Search the entries for the word "glyph" and report each line that has it.
⁂
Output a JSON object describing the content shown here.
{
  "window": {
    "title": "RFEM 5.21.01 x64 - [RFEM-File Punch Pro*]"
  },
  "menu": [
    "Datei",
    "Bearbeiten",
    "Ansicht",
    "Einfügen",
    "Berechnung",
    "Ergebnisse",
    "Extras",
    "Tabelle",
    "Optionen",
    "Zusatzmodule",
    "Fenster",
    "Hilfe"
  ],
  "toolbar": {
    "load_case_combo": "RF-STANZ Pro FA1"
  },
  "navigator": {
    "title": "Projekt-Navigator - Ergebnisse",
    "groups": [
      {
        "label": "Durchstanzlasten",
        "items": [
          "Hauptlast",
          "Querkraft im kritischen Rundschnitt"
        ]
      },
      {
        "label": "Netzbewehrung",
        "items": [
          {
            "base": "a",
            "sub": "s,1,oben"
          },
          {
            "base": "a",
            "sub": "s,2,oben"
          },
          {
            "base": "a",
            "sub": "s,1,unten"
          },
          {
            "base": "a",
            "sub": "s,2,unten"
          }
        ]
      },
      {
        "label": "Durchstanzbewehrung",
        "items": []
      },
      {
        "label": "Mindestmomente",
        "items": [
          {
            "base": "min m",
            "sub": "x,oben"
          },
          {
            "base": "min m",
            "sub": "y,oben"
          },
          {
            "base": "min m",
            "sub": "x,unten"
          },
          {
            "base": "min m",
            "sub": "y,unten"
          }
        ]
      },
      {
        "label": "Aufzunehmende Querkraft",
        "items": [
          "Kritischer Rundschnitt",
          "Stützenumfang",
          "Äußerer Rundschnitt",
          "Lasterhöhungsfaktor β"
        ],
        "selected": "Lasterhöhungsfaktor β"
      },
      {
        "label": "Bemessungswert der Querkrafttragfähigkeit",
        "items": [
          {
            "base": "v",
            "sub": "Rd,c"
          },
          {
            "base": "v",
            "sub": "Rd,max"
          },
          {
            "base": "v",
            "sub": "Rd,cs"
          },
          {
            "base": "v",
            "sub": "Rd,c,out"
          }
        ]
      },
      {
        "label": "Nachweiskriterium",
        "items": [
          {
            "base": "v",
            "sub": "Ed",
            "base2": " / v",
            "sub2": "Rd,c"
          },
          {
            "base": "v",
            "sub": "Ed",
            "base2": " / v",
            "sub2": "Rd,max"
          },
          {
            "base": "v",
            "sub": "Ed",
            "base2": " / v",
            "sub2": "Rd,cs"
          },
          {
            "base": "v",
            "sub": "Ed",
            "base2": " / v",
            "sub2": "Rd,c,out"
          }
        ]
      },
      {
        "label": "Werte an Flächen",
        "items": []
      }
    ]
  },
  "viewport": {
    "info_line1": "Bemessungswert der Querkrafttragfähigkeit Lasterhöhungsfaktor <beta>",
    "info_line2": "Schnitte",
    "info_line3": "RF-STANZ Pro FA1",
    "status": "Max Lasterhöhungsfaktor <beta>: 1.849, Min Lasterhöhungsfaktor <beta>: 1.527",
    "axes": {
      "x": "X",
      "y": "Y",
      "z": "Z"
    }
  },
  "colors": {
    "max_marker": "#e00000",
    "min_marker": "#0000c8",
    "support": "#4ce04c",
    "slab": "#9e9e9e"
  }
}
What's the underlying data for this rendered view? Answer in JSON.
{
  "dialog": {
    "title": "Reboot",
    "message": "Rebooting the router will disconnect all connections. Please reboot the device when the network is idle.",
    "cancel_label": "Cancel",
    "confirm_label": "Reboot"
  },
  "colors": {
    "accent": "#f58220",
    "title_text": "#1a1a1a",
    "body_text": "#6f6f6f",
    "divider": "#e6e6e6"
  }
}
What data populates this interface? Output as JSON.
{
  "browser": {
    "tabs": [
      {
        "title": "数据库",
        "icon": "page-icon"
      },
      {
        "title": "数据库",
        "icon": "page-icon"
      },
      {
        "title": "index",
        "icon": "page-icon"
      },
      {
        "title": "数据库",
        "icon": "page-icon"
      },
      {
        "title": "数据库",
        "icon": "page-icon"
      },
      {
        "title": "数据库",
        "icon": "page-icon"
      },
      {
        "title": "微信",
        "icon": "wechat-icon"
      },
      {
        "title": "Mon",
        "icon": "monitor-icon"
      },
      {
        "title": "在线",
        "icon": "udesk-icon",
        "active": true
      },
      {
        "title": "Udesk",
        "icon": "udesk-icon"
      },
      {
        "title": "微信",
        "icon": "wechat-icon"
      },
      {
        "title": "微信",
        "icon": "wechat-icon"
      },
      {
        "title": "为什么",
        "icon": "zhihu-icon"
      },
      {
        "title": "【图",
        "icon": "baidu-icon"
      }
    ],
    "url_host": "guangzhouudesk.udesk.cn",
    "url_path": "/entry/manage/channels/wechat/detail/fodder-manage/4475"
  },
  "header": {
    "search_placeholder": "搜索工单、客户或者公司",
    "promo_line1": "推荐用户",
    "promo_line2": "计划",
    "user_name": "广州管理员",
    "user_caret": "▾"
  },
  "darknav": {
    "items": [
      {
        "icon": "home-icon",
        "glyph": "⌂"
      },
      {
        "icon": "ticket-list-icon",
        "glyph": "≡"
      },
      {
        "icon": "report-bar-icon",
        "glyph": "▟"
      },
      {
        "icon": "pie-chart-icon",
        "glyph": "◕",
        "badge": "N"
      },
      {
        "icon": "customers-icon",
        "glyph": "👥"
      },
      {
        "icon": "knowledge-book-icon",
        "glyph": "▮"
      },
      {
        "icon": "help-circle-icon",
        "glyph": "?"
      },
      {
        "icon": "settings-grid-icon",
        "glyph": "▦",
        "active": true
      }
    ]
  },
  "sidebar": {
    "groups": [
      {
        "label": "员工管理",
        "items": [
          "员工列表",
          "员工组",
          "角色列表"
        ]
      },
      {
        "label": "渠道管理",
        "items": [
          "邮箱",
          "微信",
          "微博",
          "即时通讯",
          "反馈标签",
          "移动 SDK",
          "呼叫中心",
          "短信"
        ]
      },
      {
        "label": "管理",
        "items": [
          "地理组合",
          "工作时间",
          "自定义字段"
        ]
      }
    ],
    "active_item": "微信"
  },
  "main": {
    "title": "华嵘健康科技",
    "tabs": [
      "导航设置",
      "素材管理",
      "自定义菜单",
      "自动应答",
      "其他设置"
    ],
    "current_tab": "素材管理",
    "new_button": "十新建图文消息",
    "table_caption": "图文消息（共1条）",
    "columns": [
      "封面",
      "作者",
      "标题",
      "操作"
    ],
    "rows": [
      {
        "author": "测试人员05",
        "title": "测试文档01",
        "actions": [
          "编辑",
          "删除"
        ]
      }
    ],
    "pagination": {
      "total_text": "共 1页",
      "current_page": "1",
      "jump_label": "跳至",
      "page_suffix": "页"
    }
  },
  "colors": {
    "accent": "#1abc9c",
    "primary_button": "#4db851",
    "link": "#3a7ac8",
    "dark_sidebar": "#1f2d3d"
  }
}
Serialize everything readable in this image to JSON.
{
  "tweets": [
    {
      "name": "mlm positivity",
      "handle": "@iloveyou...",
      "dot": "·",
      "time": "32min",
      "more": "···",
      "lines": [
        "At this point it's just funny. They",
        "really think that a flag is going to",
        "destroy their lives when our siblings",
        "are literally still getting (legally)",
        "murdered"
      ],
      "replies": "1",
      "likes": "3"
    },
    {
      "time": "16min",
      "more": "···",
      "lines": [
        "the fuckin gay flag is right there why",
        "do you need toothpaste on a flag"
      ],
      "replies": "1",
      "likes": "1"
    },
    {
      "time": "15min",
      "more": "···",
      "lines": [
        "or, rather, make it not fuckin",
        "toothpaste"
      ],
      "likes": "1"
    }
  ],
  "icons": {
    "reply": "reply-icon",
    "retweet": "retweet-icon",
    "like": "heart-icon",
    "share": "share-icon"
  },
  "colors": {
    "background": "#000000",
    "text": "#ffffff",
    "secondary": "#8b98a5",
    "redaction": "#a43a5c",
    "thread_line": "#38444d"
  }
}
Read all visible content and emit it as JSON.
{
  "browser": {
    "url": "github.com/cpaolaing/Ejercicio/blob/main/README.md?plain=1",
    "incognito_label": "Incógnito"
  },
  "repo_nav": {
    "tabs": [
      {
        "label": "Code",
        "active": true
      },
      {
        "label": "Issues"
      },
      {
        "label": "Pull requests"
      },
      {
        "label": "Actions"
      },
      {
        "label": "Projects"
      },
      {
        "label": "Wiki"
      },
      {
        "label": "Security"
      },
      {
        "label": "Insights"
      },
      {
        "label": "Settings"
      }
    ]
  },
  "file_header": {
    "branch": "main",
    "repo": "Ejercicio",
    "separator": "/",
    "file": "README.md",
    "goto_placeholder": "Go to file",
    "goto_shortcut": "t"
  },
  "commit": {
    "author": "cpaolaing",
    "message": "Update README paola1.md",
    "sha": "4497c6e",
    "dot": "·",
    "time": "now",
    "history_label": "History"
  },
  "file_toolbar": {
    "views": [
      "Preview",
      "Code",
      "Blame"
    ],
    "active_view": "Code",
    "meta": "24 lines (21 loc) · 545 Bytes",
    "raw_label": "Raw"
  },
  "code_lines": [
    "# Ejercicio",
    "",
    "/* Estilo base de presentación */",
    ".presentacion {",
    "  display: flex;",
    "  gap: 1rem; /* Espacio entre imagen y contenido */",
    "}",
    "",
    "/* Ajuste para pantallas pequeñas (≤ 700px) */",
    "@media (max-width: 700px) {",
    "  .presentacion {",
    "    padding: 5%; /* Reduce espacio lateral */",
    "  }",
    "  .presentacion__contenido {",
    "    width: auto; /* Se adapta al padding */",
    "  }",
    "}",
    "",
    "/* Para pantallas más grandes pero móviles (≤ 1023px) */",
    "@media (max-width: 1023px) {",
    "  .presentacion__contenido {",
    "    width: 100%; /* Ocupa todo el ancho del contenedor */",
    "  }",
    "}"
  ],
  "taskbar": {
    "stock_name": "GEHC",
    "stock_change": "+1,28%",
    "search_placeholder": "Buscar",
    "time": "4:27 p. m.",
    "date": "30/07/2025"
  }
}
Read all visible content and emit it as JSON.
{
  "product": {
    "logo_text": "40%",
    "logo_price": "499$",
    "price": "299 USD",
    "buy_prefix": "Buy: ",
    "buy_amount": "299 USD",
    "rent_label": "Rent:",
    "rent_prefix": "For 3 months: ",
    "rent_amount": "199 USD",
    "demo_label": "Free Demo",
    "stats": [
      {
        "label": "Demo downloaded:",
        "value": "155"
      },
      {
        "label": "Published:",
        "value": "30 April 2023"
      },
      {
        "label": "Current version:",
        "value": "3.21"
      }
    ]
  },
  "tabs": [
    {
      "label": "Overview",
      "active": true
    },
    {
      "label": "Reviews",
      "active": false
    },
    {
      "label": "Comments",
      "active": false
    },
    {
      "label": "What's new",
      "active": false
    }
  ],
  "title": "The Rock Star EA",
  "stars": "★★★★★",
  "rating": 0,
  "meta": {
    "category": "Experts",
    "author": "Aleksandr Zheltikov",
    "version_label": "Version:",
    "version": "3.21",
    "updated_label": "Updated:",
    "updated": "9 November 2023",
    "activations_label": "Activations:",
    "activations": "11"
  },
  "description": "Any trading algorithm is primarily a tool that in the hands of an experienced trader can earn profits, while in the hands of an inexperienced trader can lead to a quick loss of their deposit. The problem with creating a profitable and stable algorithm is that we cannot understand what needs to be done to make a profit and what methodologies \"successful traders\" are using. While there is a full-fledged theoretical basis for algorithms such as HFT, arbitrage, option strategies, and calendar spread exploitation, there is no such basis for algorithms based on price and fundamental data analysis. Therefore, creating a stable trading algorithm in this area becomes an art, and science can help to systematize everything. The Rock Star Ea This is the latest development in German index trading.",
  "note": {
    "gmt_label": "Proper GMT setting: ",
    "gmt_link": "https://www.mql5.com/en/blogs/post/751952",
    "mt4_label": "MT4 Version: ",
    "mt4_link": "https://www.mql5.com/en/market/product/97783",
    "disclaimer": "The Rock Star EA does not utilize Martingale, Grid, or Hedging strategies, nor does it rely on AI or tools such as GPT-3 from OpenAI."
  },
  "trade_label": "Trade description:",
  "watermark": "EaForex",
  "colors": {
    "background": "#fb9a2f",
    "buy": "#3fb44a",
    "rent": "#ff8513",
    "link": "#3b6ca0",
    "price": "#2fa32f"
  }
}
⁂
## [RESPONSE BOX]
        "glyph": "⌂"
        "glyph": "≡"
        "glyph": "▟"
        "glyph": "◕",
        "glyph": "👥"
        "glyph": "▮"
        "glyph": "?"
        "glyph": "▦",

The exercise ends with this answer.